A faithful copy of the entries is required, with no images in it.

BEGIN The records

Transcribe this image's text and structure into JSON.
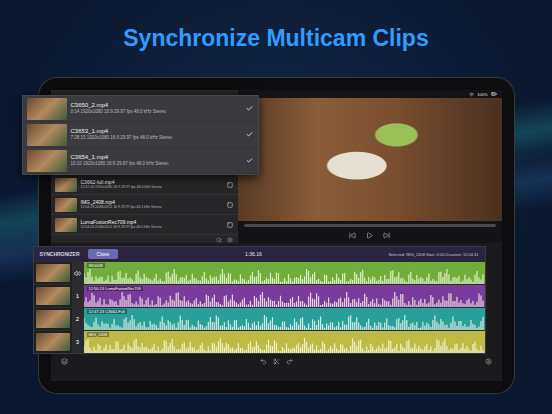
{
  "headline": "Synchronize Multicam Clips",
  "status_bar": {
    "battery": "100%"
  },
  "popup_clips": [
    {
      "name": "C3650_2.mp4",
      "meta": "0:14  1920x1080  16:9  29.97 fps  48.0 kHz  Stereo",
      "checked": true,
      "selected": true
    },
    {
      "name": "C3653_1.mp4",
      "meta": "7:28.15  1920x1080  16:9  29.97 fps  48.0 kHz  Stereo",
      "checked": true,
      "selected": true
    },
    {
      "name": "C3654_1.mp4",
      "meta": "10:10  1920x1080  16:9  29.97 fps  48.0 kHz  Stereo",
      "checked": true,
      "selected": true
    }
  ],
  "library_clips": [
    {
      "name": "C3662-full.mp4",
      "meta": "12:47.00  1920x1080  16:9  29.97 fps  48.0 kHz  Stereo",
      "checked": false,
      "selected": false
    },
    {
      "name": "IMG_2408.mp4",
      "meta": "12:04.28  2048x1152  16:9  29.97 fps  44.1 kHz  Stereo",
      "checked": false,
      "selected": false
    },
    {
      "name": "LumaFusionRec709.mp4",
      "meta": "12:04.03  2048x1152  16:9  29.97 fps  48.0 kHz  Stereo",
      "checked": false,
      "selected": false
    }
  ],
  "synchronizer": {
    "title": "SYNCHRONIZER",
    "close": "Close",
    "timecode": "1:36.16",
    "selection": "Selected: IMG_2408  Start: 0:00  Duration: 12:04.31",
    "tracks": [
      {
        "kind": "audio",
        "number": "",
        "label": "IMG038",
        "color": "#6fae3a"
      },
      {
        "kind": "video",
        "number": "1",
        "label": "12:50.13  LumaFusionRec709",
        "color": "#7a3c9c"
      },
      {
        "kind": "video",
        "number": "2",
        "label": "12:47.23  C3662-Full",
        "color": "#2a9e98"
      },
      {
        "kind": "video",
        "number": "3",
        "label": "IMG_2408",
        "color": "#bdbb45"
      }
    ]
  }
}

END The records

Answer to this task –
Transcribe this image's text and structure into JSON.
{
  "headline": "Synchronize Multicam Clips",
  "status_bar": {
    "battery": "100%"
  },
  "popup_clips": [
    {
      "name": "C3650_2.mp4",
      "meta": "0:14  1920x1080  16:9  29.97 fps  48.0 kHz  Stereo",
      "checked": true,
      "selected": true
    },
    {
      "name": "C3653_1.mp4",
      "meta": "7:28.15  1920x1080  16:9  29.97 fps  48.0 kHz  Stereo",
      "checked": true,
      "selected": true
    },
    {
      "name": "C3654_1.mp4",
      "meta": "10:10  1920x1080  16:9  29.97 fps  48.0 kHz  Stereo",
      "checked": true,
      "selected": true
    }
  ],
  "library_clips": [
    {
      "name": "C3662-full.mp4",
      "meta": "12:47.00  1920x1080  16:9  29.97 fps  48.0 kHz  Stereo",
      "checked": false,
      "selected": false
    },
    {
      "name": "IMG_2408.mp4",
      "meta": "12:04.28  2048x1152  16:9  29.97 fps  44.1 kHz  Stereo",
      "checked": false,
      "selected": false
    },
    {
      "name": "LumaFusionRec709.mp4",
      "meta": "12:04.03  2048x1152  16:9  29.97 fps  48.0 kHz  Stereo",
      "checked": false,
      "selected": false
    }
  ],
  "synchronizer": {
    "title": "SYNCHRONIZER",
    "close": "Close",
    "timecode": "1:36.16",
    "selection": "Selected: IMG_2408  Start: 0:00  Duration: 12:04.31",
    "tracks": [
      {
        "kind": "audio",
        "number": "",
        "label": "IMG038",
        "color": "#6fae3a"
      },
      {
        "kind": "video",
        "number": "1",
        "label": "12:50.13  LumaFusionRec709",
        "color": "#7a3c9c"
      },
      {
        "kind": "video",
        "number": "2",
        "label": "12:47.23  C3662-Full",
        "color": "#2a9e98"
      },
      {
        "kind": "video",
        "number": "3",
        "label": "IMG_2408",
        "color": "#bdbb45"
      }
    ]
  }
}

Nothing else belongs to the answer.